Kane, I can’t believe we made it five years. This year you would’ve gone to kindergarten. I will always wonder who you would’ve looked like, if you still had curly red hair. I wonder what your personality would’ve been like. I wish I could hear you belly laugh. So many “I wonders,” “what ifs,” and wishes that will never be more than that. I miss you every day, my sweet boy.
Surviving child loss was the bravest thing I’ve ever had to do. Choosing to move forward isn’t easy. Choosing to show up every day even when all of the bad thoughts flood your mind, that is brave. I wish I could go back five years and tell myself that the pain will lessen. It’s raw and messy at first, but it will eventually become bearable. I wished I could’ve told myself to take all the time I needed to grieve.

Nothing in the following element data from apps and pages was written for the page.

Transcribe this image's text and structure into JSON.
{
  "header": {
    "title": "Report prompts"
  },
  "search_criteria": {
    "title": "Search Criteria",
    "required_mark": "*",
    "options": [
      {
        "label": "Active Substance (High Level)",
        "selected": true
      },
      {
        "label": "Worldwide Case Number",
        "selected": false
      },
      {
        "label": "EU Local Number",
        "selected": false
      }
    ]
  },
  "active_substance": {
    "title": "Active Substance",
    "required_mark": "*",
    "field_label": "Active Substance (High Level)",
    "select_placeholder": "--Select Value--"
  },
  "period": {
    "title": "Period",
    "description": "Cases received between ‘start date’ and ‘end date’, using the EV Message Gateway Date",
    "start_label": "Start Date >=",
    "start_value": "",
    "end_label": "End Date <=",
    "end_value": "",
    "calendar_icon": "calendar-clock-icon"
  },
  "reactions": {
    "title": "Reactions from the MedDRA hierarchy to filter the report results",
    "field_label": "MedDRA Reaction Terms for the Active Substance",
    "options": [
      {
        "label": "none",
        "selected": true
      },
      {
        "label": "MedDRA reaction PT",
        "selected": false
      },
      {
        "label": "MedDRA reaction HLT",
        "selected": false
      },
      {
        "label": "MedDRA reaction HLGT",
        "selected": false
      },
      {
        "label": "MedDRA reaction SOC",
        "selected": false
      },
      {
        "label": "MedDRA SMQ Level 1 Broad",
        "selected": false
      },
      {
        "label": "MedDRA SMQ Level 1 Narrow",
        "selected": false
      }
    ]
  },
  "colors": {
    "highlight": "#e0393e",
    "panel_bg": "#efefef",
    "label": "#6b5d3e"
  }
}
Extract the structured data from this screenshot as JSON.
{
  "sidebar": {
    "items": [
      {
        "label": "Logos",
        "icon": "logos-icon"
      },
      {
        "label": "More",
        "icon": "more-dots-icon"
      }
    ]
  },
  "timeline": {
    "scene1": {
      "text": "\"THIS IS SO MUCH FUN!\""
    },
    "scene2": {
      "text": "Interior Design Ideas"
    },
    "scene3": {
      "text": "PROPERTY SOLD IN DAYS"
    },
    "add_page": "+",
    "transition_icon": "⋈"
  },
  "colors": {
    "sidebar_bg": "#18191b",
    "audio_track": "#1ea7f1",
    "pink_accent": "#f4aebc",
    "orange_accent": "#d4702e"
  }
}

I felt like I was forced to feel better and move on. I felt like my grieving process was a burden. I should’ve grieved however I needed with zero apologies. I should’ve been more kind to myself during the grieving process. I wish I could’ve stood up for myself and said no to things I didn’t appreciate, and that hurt me more than helped me. I wish I could’ve told myself what life looks like right now, that I will eventually escape the all consuming darkness.
I remember not knowing how I would survive the first year, first month, or the first week after losing my son. It started off as such a dark time. I felt stuck in the deepest, darkest hole that I couldn’t climb out. My grief was consuming, and I couldn’t control it. My heartfelt physically broken. Five years ago my world stopped, but everything else was moving forward…as the weeks, months, and years go on, people forget about the tragedy that rocked me to my core. One of the scariest and worst feelings with child loss is feeling like everyone forgot about them. Even now I struggle with these thoughts. Many days I’m just going through the motions, simply surviving. Five years down, a lifetime to go without you.
Give the gift of remembrance to future bereaved families.